Apply common sense to project management, expert says

Apply common sense to project management, expert recommends

BALTIMORE'Why is good teamwork so elusive?

Patrick M. Lencioni, an executive consultant and author of best-selling business tomes, told an audience of project managers at a meeting yesterday that the answer is complex.

But in counseling chief executives for many years, he has noticed a handful of common mistakes that leaders make in managing project teams.

'We've assigned teamwork a sense of virtuousness that it doesn't deserve,' said Lencioni, whose latest book is The Five Dysfunctions of a Team: A Leadership Fable.

Lencioni gave an opening keynote at the Project Management Institute's North American Congress, which opened Saturday night and continues through tomorrow.
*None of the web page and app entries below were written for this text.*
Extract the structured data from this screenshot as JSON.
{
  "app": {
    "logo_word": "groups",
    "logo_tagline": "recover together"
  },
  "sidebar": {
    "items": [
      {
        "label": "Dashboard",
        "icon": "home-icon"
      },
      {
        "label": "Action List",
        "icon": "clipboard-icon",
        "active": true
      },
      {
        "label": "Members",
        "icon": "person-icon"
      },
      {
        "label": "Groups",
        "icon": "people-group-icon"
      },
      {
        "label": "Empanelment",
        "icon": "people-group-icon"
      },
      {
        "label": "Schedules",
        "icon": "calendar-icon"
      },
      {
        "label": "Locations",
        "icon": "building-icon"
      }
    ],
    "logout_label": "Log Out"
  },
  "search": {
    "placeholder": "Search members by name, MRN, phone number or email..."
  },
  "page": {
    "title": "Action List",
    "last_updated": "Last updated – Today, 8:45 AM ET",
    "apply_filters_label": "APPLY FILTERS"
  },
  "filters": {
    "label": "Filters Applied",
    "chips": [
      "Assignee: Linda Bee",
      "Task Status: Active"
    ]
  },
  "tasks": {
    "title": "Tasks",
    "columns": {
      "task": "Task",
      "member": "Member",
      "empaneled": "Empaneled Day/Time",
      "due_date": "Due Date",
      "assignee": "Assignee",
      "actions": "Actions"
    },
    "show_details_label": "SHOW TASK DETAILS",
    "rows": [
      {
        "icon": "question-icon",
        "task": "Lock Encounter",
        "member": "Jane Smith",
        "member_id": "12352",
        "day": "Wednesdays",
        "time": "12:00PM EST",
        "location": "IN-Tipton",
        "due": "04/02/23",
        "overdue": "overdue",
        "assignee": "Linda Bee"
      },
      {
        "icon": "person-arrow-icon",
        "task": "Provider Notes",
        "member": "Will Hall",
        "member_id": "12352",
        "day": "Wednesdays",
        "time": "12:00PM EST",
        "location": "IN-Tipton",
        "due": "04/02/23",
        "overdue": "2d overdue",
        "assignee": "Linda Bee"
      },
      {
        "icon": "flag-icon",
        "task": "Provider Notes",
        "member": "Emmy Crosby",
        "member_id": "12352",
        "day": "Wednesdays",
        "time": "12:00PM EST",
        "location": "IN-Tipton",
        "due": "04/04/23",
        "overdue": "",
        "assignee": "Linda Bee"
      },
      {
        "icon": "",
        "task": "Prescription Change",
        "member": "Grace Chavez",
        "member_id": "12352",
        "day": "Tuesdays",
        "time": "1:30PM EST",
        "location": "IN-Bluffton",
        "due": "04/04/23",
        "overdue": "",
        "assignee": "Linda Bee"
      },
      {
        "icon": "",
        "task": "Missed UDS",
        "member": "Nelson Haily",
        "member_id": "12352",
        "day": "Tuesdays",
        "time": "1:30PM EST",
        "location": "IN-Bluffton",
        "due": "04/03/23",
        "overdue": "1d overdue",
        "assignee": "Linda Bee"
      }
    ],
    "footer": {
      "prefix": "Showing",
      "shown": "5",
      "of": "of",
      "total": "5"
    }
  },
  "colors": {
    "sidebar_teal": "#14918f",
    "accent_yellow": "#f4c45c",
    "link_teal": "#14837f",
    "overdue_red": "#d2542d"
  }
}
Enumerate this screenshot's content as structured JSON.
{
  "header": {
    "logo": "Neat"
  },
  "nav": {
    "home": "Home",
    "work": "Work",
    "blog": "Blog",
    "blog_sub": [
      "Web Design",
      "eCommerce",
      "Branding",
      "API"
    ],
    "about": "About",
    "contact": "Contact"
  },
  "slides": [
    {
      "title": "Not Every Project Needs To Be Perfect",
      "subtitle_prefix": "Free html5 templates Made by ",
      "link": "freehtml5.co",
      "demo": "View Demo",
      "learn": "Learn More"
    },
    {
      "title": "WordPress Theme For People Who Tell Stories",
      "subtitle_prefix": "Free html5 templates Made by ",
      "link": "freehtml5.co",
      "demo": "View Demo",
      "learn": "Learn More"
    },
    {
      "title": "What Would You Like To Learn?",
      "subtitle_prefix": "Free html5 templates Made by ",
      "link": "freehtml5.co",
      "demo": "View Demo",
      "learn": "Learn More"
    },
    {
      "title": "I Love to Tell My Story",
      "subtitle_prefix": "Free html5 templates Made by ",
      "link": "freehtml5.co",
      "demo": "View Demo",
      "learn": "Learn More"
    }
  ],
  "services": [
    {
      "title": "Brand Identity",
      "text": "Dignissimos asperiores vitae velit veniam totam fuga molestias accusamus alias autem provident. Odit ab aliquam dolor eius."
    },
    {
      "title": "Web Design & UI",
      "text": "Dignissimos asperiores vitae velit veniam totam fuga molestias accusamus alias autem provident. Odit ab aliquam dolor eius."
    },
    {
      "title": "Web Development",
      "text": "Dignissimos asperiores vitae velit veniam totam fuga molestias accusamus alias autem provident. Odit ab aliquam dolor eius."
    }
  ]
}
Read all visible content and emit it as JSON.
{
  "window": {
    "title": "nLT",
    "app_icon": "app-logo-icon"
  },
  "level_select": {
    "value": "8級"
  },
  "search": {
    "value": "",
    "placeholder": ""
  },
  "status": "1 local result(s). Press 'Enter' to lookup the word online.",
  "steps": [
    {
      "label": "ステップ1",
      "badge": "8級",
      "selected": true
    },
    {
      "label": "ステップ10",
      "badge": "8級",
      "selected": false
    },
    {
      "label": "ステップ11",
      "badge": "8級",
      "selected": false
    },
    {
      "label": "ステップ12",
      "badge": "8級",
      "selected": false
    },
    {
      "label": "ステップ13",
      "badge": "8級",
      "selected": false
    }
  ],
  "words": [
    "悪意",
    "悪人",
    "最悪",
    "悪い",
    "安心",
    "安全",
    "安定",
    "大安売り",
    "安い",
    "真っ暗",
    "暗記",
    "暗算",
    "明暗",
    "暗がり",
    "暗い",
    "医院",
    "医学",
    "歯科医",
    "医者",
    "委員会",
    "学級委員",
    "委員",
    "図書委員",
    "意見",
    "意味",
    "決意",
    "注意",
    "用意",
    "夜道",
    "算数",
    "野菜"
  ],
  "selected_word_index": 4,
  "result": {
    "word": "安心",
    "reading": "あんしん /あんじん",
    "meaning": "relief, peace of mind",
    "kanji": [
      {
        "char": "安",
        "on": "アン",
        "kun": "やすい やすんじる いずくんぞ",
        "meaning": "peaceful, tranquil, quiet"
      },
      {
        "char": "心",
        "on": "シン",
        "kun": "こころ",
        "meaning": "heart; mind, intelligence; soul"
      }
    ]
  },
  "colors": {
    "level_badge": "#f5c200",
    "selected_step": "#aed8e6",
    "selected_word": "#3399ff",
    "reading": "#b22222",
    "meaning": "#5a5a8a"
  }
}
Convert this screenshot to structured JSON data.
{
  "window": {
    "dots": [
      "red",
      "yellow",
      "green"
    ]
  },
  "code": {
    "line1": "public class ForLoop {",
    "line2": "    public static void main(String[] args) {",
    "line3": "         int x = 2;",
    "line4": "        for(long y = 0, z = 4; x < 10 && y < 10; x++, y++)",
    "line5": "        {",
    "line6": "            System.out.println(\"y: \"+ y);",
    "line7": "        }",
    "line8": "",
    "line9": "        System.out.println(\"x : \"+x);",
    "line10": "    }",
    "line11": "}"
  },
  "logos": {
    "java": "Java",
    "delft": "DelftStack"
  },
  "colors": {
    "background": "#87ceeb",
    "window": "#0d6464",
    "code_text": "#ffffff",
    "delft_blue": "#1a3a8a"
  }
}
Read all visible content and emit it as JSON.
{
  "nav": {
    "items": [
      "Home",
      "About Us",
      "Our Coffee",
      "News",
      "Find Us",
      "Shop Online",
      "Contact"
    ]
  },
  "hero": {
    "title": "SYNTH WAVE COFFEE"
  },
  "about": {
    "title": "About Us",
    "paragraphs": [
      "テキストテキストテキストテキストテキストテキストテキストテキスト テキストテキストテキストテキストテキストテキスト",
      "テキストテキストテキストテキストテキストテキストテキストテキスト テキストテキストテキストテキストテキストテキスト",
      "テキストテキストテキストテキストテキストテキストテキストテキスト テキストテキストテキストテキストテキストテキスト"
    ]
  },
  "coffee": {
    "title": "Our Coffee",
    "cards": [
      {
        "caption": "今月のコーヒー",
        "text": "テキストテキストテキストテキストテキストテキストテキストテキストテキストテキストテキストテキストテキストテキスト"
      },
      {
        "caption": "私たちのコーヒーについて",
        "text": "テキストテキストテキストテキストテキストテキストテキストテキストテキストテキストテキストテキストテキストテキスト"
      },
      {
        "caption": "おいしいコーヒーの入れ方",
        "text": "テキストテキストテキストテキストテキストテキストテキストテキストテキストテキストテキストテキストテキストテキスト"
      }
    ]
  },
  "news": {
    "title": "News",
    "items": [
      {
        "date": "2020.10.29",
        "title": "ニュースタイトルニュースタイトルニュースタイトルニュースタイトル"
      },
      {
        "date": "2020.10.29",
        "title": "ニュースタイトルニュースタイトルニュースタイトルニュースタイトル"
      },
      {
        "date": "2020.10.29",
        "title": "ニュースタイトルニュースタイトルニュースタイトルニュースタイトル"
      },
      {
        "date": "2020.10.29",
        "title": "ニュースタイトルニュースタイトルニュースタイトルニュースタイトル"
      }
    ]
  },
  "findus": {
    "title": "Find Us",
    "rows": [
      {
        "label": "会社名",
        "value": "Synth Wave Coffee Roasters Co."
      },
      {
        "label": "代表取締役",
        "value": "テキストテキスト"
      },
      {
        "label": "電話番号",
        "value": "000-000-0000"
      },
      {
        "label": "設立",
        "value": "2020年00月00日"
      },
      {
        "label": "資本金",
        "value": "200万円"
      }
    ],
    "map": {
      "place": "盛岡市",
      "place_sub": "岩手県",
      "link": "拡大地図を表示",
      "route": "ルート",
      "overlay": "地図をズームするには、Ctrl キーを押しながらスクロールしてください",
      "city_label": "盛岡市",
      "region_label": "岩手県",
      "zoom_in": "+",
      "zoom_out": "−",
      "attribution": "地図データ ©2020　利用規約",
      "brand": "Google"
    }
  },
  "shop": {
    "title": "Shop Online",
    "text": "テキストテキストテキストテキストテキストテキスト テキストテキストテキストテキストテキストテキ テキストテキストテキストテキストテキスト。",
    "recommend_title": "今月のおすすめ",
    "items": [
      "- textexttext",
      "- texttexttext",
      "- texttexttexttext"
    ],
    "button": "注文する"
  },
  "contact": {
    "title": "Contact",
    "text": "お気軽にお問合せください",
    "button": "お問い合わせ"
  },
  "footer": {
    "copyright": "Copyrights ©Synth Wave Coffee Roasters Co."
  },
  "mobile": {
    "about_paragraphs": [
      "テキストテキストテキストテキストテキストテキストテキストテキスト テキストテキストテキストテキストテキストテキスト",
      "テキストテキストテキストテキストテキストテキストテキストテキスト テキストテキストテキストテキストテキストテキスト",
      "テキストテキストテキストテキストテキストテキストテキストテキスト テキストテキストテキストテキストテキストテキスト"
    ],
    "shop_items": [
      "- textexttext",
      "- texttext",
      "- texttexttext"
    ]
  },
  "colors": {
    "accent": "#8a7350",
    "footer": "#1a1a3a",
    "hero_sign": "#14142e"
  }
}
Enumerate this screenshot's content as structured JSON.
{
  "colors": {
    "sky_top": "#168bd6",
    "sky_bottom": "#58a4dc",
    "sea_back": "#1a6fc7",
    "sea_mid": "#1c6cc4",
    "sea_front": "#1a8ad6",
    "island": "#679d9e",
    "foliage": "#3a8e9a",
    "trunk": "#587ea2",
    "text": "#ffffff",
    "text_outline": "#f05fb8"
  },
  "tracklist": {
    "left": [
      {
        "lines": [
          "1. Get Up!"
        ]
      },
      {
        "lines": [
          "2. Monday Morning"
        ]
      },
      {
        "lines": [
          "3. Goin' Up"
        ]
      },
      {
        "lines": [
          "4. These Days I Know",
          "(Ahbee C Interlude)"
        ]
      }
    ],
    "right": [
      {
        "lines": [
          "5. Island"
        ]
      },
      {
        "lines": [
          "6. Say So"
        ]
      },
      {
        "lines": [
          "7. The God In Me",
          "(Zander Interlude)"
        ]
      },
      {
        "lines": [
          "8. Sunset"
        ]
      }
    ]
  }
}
In setting the stage for two days of work sessions and case studies on project management issues, about a quarter of them focused on government, Lencioni spelled out areas where leaders often stumble:

  • An absence of trust among team members, and the inability to admit and confront flaws. 'When leaders cannot acknowledge that their subordinates are better than they are at some things, that is the point they lose trust' of the group.

  • Failing to address conflicts immediately.

  • Lack of commitment to a project.

  • Avoiding holding workers and peer accountable for bad behavior. 'I've found that top leaders are least comfortable holding each other accountable.'

  • Not paying attention to results.

'It's better to admit that you are not a team rather than being a false team,' said Lencioni, president of the Table Group of Emeryville, Calif.


  • Russia prying into state, local networks

    A Russian state-sponsored advanced persistent threat actor targeting state, local, territorial and tribal government networks exfiltrated data from at least two victims.

  • Marines on patrol (US Marines)

    Using AVs to tell friend from foe

    The Defense Advanced Research Projects Agency is looking for ways autonomous vehicles can make it easier for commanders to detect and track threats among civilians in complex urban environments without escalating tensions.

Stay Connected